Le Touret Memorial (Le Touret Military Cemetery)
A radio officer aboard HMS “Achieve”, her brother’s ship was sunk in May 1945, off the French coast, shortly before the end of the Second World War. His was the only body from the “Achieve” ever found. Having managed to swim ashore, he died of hypothermia on the beach before anyone could rescue him.
My husband Ian’s diary for Friday 5th May 1990 records ‘Annie a bit nervous about trip to France tomorrow’. Had I known just how fraught it would be, I’d have been hysterical…
The overnight return trip from Glasgow to Calais turned out to be pretty harrowing, owing to our time miscalculation based on erroneous information concerning distances provided by the travel agent, whose cheery “it’s just a hop, skip and a jump from Paris to Calais !” turned out to be two and a half hours longer than he had told us. We finally managed to get to the cemetery, stressed and exhausted from our 6 am start, just as a churlish and unfriendly French attendant was slowly pushing the gates shut for the night.
My choosing to burst into tears to evoke his sympathy rather than punch him, accompanied by my miraculous recall of French, probably saved us from being denied entry on what turned out to be our only opportunity. For the cemetery – bizarrely and unexpectedly – was closed on the following morning, a Sunday, only during the weekend of our visit.
But my mother did find her brother’s grave, and we were all shattered by the experience. I will never forget my brother and I standing at a respectful distance to give her privacy, keeping an eye on the burly, scowling attendant, as she hung the silver celtic cross she had brought with her over the right hand corner of a small, plain gravestone. Head bowed, she wept quietly to herself. She had loved her brother dearly and deeply.
Fortunately, suspecting we would need privacy, my brother and I had booked us a room each. On retiring to bed after dinner, I began to weep, and simply could not stop until exhaustion eventually brought sleep. It was no ordinary grief: I was aware once again of my personal sorrow becoming a channel for ‘the still, sad music of humanity’….in Wordsworth’s poignant phrase: this time, it was for the heartbreak and waste of that terrible war…

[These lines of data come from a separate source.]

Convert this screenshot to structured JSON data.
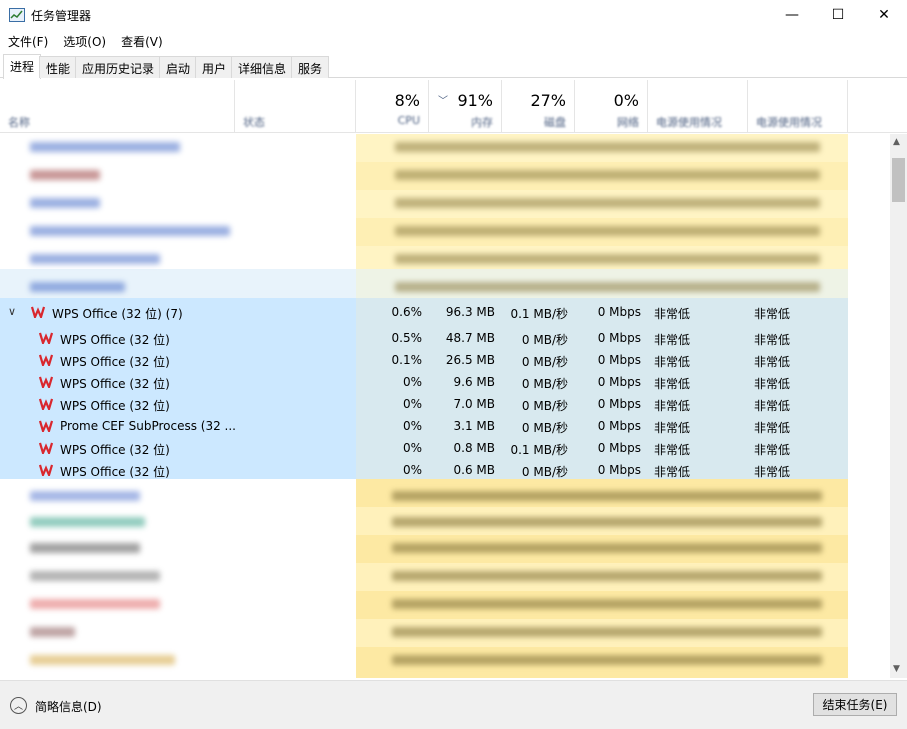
{
  "window": {
    "title": "任务管理器",
    "minimize_glyph": "—",
    "maximize_glyph": "☐",
    "close_glyph": "✕"
  },
  "menu": [
    "文件(F)",
    "选项(O)",
    "查看(V)"
  ],
  "tabs": [
    {
      "label": "进程",
      "active": true
    },
    {
      "label": "性能"
    },
    {
      "label": "应用历史记录"
    },
    {
      "label": "启动"
    },
    {
      "label": "用户"
    },
    {
      "label": "详细信息"
    },
    {
      "label": "服务"
    }
  ],
  "columns": {
    "name": "名称",
    "status": "状态",
    "cpu": {
      "pct": "8%",
      "label": "CPU"
    },
    "memory": {
      "pct": "91%",
      "label": "内存"
    },
    "disk": {
      "pct": "27%",
      "label": "磁盘"
    },
    "network": {
      "pct": "0%",
      "label": "网络"
    },
    "power": "电源使用情况",
    "power_trend": "电源使用情况"
  },
  "wps_group": {
    "parent": {
      "name": "WPS Office (32 位) (7)",
      "cpu": "0.6%",
      "memory": "96.3 MB",
      "disk": "0.1 MB/秒",
      "network": "0 Mbps",
      "power": "非常低",
      "power_trend": "非常低"
    },
    "children": [
      {
        "name": "WPS Office (32 位)",
        "cpu": "0.5%",
        "memory": "48.7 MB",
        "disk": "0 MB/秒",
        "network": "0 Mbps",
        "power": "非常低",
        "power_trend": "非常低"
      },
      {
        "name": "WPS Office (32 位)",
        "cpu": "0.1%",
        "memory": "26.5 MB",
        "disk": "0 MB/秒",
        "network": "0 Mbps",
        "power": "非常低",
        "power_trend": "非常低"
      },
      {
        "name": "WPS Office (32 位)",
        "cpu": "0%",
        "memory": "9.6 MB",
        "disk": "0 MB/秒",
        "network": "0 Mbps",
        "power": "非常低",
        "power_trend": "非常低"
      },
      {
        "name": "WPS Office (32 位)",
        "cpu": "0%",
        "memory": "7.0 MB",
        "disk": "0 MB/秒",
        "network": "0 Mbps",
        "power": "非常低",
        "power_trend": "非常低"
      },
      {
        "name": "Prome CEF SubProcess (32 ...",
        "cpu": "0%",
        "memory": "3.1 MB",
        "disk": "0 MB/秒",
        "network": "0 Mbps",
        "power": "非常低",
        "power_trend": "非常低"
      },
      {
        "name": "WPS Office (32 位)",
        "cpu": "0%",
        "memory": "0.8 MB",
        "disk": "0.1 MB/秒",
        "network": "0 Mbps",
        "power": "非常低",
        "power_trend": "非常低"
      },
      {
        "name": "WPS Office (32 位)",
        "cpu": "0%",
        "memory": "0.6 MB",
        "disk": "0 MB/秒",
        "network": "0 Mbps",
        "power": "非常低",
        "power_trend": "非常低"
      }
    ]
  },
  "footer": {
    "fewer_details": "简略信息(D)",
    "end_task": "结束任务(E)"
  },
  "colors": {
    "selection": "#cce8ff",
    "heat_light": "#fff4c4",
    "heat_mid": "#fde9a3",
    "wps_red": "#d9272e"
  }
}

It is seventy years since the end of the Second World war, and humanity’s track record on applying restraint to the reptilian part of our brain in order to diminish the impulse to torture, maim and murder those whose values, beliefs, race and gender differ from our own has not appreciably improved as the twenty-first century unfolds. We are unimaginably ingenious, brilliant, when it comes to applying our intelligence for example to the quest to decode the human genome: been there, done that! – or to find the Higgs Boson – ditto.
When, oh when, are we going to find a way to stop slaughtering one another?
800 words copyright Anne Whitaker 2015
Licensed under Creative Commons – for conditions see Home Page